It was when we were travelling that I realised we genuinely could not have done better ourselves: Two days in Oslo, exactly enough time to visit the national museum and immerse myself in Munch, walk up through the Vår Frelsers Gravlund and visit both his grave and that of Ibsen, visit the Mathallen food hall and eat fish and chips then in the evening gorge on a gigantic seafood platter at a waterside restaurant.
The Oslo to Bergen train crosses Norway through lakes, woodlands and glaciers, the views are spectacular. We had bought sandwiches and spent the four hour journey to Myrdal awed at the vastness emptiness . We then picked up the Myrdal to Flåm railway: hairpin bends, magnificent waterfalls where nymphs trill and falling nearly 3000 feet in 20 kilometres. Not to be missed.
Each part of our journey was planned to allow enough time between connections to avoid anxiety but never so much you tapped your fingers waiting for the next leg. Arriving in Flåm we had plenty of time for a comfort break and a trip to the excellent bakery for cinnamon buns and coffee before boarding our boat.
The Boat ride from Flåm to Balestrand up the Sognefjod was utterly breath taking. I’m not sure what I was expecting but gliding on mirror calm waters surrounded by magnificent mountains, green, not snow covered, I know but I did say I watched too much TV, was hypnotic. Sipping a pre dinner drink on our balcony at the Kviknes Hotel ,where we spent three days, I was awed not only by the beauty but by its sheer remoteness, I live in the heart of central London and here we were a day’s travel by boat from the nearest airport.

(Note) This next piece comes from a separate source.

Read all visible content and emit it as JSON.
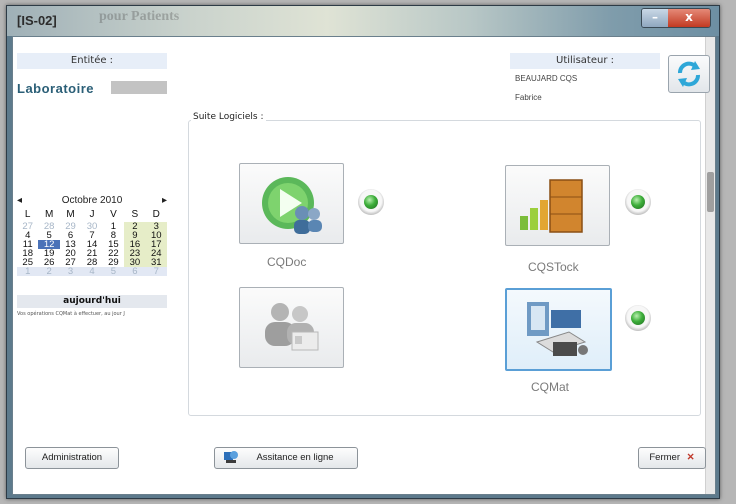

The ride from Balestrand to Bergen was over five hours of bliss, this from a woman who has avoided boats her entire life. I loved it: the water, the air, the absolute serenity and then the frequent stops to drop off this person and pick up that one. The Norled Flam to Bergen express boat is a life line for people here linking the towns on the banks of the Sognefjod, alongside us tourists there were children going , reluctantly, to the dentist, friends on shopping trips and local people returning home are a weekend break.
And then you arrive in Bergen, beautiful, beautiful Bergen. We stayed for two nights at The Admiral Hotel , our room right on the fjord, and throwing open the shutters and seeing the Bryggen opposite, the boats in full sail, the sun on the mountains I began to think maybe we’ve saving the best to last. Though that would be unfair on the rest of Norway, it’s simply that Bergen is very special.
An international port for centuries, headquarters of the extraordinary Hanseatic league whose colourful lodges line the quay, Bergen is well used to foreigners: small enough to feel welcoming, exciting enough to fill your days and nights it’s lovely old houses still stand in the port area and the town. Cobbled streets lead to alleys just begging to be explored on foot. Don’t miss the fish market ( we ate here at Fishme ), take the Fløibanen funicular up the mountain and look down on the port. Be sure to watch out for the large horned goats who roam wild in the woods.
The fish in Norway is specular and while much else is served I think a love of fish prerequisite for ultimate enjoyment of this trip. We ate salmon, king crab, lobster, prawns, more salmon, more prawns, halibut and more salmon and more prawns. All delicious and all served with charm. Wine is very pricey so I was pleased I’d packed a small bottle of whisky with the half bottle of gin for pre and post dinner drinks, though I’m sure my liver benefitted from the enforced rest.
My two pre-trip anxieties were that I speak no Norwegian and that I’d heard everything was expensive. We found that everyone spoke perfect English and yes, Norway is very expensive so we decided we really didn’t need to take home any gifts or souvenirs, just memories and photos of a special place filled with light and air with not a trace of Scandi Noir.
I took the Inntravel trip Bustling Cities and Serene fjords and paid for in full for the trip.